And So Forth
There are many other queries that come through with all manner of strange and bizarre questions. Was Khafre a queen? No he was a pharaoh. Although there were queens who were also pharaohs, I don’t think it went the other way around. Hatshepsut, for example, was a queen who found it politically expedient to become a king. I can’t think of a reason why a king would want to become a queen, and would not want to speculate. Did Zahi Hawass insult Beyonce? Yes, yes he did. Was Wennefer French? No, he was a High Priest of Amun under Tutankhamun and Horemheb. I cannot for the life of me imagine any manner of connection between Wennefer and France, so I won’t try.

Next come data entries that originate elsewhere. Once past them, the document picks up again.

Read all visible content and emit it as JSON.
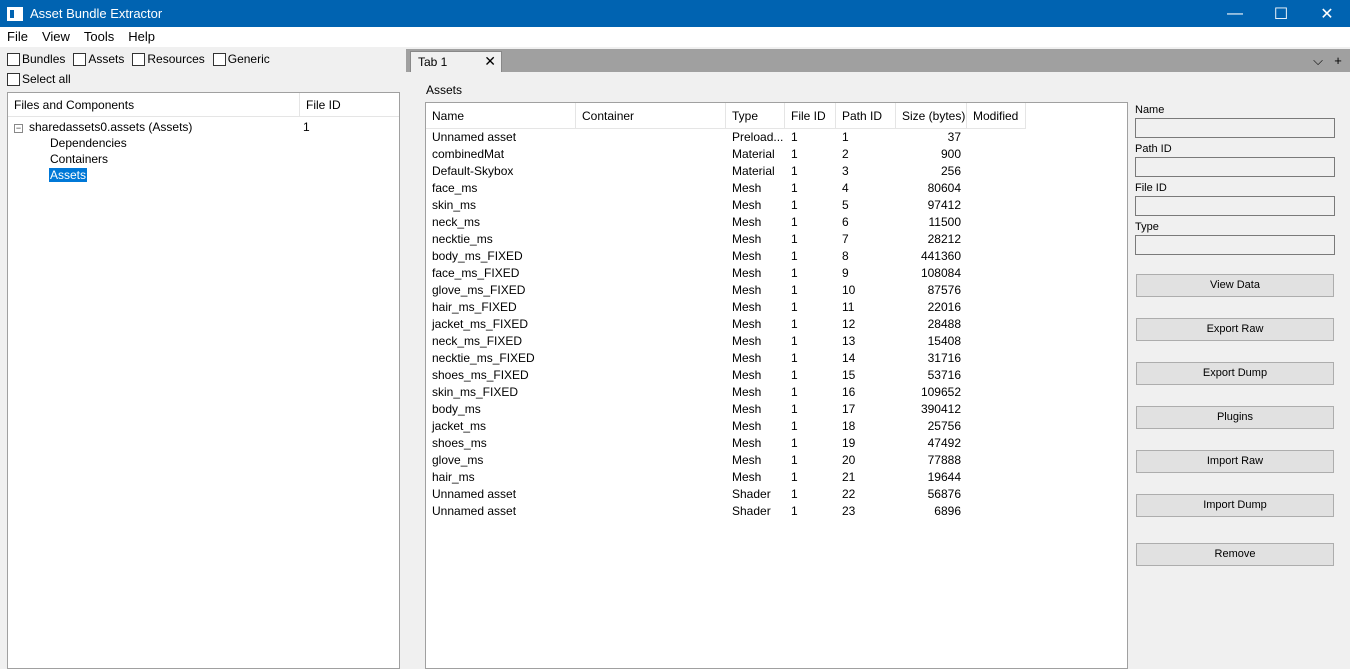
{
  "window": {
    "title": "Asset Bundle Extractor",
    "controls": {
      "minimize": "—",
      "maximize": "☐",
      "close": "✕"
    }
  },
  "menu": [
    "File",
    "View",
    "Tools",
    "Help"
  ],
  "filters": {
    "bundles": "Bundles",
    "assets": "Assets",
    "resources": "Resources",
    "generic": "Generic",
    "select_all": "Select all"
  },
  "tree": {
    "col_files": "Files and Components",
    "col_fileid": "File ID",
    "root": {
      "label": "sharedassets0.assets (Assets)",
      "file_id": "1",
      "expander": "−"
    },
    "children": [
      "Dependencies",
      "Containers",
      "Assets"
    ]
  },
  "tabs": {
    "active": "Tab 1",
    "close": "✕",
    "dropdown": "⌵",
    "add": "+"
  },
  "assets_section_label": "Assets",
  "table": {
    "headers": [
      "Name",
      "Container",
      "Type",
      "File ID",
      "Path ID",
      "Size (bytes)",
      "Modified"
    ],
    "rows": [
      [
        "Unnamed asset",
        "",
        "Preload...",
        "1",
        "1",
        "37",
        ""
      ],
      [
        "combinedMat",
        "",
        "Material",
        "1",
        "2",
        "900",
        ""
      ],
      [
        "Default-Skybox",
        "",
        "Material",
        "1",
        "3",
        "256",
        ""
      ],
      [
        "face_ms",
        "",
        "Mesh",
        "1",
        "4",
        "80604",
        ""
      ],
      [
        "skin_ms",
        "",
        "Mesh",
        "1",
        "5",
        "97412",
        ""
      ],
      [
        "neck_ms",
        "",
        "Mesh",
        "1",
        "6",
        "11500",
        ""
      ],
      [
        "necktie_ms",
        "",
        "Mesh",
        "1",
        "7",
        "28212",
        ""
      ],
      [
        "body_ms_FIXED",
        "",
        "Mesh",
        "1",
        "8",
        "441360",
        ""
      ],
      [
        "face_ms_FIXED",
        "",
        "Mesh",
        "1",
        "9",
        "108084",
        ""
      ],
      [
        "glove_ms_FIXED",
        "",
        "Mesh",
        "1",
        "10",
        "87576",
        ""
      ],
      [
        "hair_ms_FIXED",
        "",
        "Mesh",
        "1",
        "11",
        "22016",
        ""
      ],
      [
        "jacket_ms_FIXED",
        "",
        "Mesh",
        "1",
        "12",
        "28488",
        ""
      ],
      [
        "neck_ms_FIXED",
        "",
        "Mesh",
        "1",
        "13",
        "15408",
        ""
      ],
      [
        "necktie_ms_FIXED",
        "",
        "Mesh",
        "1",
        "14",
        "31716",
        ""
      ],
      [
        "shoes_ms_FIXED",
        "",
        "Mesh",
        "1",
        "15",
        "53716",
        ""
      ],
      [
        "skin_ms_FIXED",
        "",
        "Mesh",
        "1",
        "16",
        "109652",
        ""
      ],
      [
        "body_ms",
        "",
        "Mesh",
        "1",
        "17",
        "390412",
        ""
      ],
      [
        "jacket_ms",
        "",
        "Mesh",
        "1",
        "18",
        "25756",
        ""
      ],
      [
        "shoes_ms",
        "",
        "Mesh",
        "1",
        "19",
        "47492",
        ""
      ],
      [
        "glove_ms",
        "",
        "Mesh",
        "1",
        "20",
        "77888",
        ""
      ],
      [
        "hair_ms",
        "",
        "Mesh",
        "1",
        "21",
        "19644",
        ""
      ],
      [
        "Unnamed asset",
        "",
        "Shader",
        "1",
        "22",
        "56876",
        ""
      ],
      [
        "Unnamed asset",
        "",
        "Shader",
        "1",
        "23",
        "6896",
        ""
      ]
    ]
  },
  "info": {
    "name_label": "Name",
    "path_id_label": "Path ID",
    "file_id_label": "File ID",
    "type_label": "Type",
    "name_value": "",
    "path_id_value": "",
    "file_id_value": "",
    "type_value": "",
    "buttons": {
      "view_data": "View Data",
      "export_raw": "Export Raw",
      "export_dump": "Export Dump",
      "plugins": "Plugins",
      "import_raw": "Import Raw",
      "import_dump": "Import Dump",
      "remove": "Remove"
    }
  },
  "colors": {
    "titlebar": "#0063b1",
    "selection": "#0078d7",
    "background": "#f0f0f0"
  }
}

Other queries were pretty basic and straightforward. “What does ‘KV’ stand for with tombs?” ‘KV’ stands for ‘Valley of the Kings’, as in, KV64 is the sixty-fourth tomb discovered in the Valley of the Kings. Tutankhamun’s tomb, when discovered by Howard Carter, was the sixty-second tomb to be discovered in the Valley of the Kings, so instead of “Tut’s Tomb” it is known mainly as KV62. Did the Egyptians mummify dogs and cats? Yes, by the millions. Are there UFOs and helicopters on the wall of the Temple of Osiris at Abydos? No, those are the result of both erosion and hieroglyphs being carved over top of other hieroglyphs as one inscription usurped another, a very common practice. The enigma disappears when one reads them in context and realizes they are just writing, not time travelers.

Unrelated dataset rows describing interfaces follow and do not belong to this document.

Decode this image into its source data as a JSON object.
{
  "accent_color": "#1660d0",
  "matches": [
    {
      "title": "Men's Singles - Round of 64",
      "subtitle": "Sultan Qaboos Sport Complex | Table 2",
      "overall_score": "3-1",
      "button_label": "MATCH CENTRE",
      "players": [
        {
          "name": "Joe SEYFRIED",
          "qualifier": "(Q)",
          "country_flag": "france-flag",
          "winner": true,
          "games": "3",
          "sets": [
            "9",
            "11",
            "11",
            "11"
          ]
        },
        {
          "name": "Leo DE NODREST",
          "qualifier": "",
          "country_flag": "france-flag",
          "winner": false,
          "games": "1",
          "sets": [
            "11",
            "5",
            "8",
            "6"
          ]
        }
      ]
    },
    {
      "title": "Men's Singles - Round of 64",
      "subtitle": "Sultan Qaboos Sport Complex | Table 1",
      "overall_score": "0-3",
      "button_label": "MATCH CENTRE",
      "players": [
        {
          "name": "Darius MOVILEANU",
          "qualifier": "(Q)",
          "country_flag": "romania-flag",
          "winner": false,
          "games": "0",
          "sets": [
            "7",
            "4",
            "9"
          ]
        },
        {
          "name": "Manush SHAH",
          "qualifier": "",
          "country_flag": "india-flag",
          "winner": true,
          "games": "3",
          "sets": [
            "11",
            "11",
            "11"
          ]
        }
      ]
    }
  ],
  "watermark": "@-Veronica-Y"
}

For me, it does not really matter what line of enquiry brought you to Em Hotep, my desire is that you found an interesting and informative site where Egyptology is presented in an understandable manner, devoid of some of the more sensational elements that one might find when Googling ancient Egypt. Our philosophy is that you do not need sensationalism, conspiracy theories, or alternative science (“Was the Great Pyramid a power generator?” No, it was a tomb) to find Egyptology fascinating, but if those queries brought you here, I still hope you found something of interest.
Copyright by Keith Payne, 2013. All rights reserved.
All images are in the public domain or are shared via Creative Commons with the exceptions of Boris Karloff as “The Mummy,” Luke Skywalker’s landspeeder, and the Jetson’s flying car, which are, believe it or not, used for purposes of discussion and within the stipulations of the Fair Use provisions of copyright law. Although I am loathe to admit it, Wikipedia played a role in answering some of these questions, but mostly as a pointer to other sources.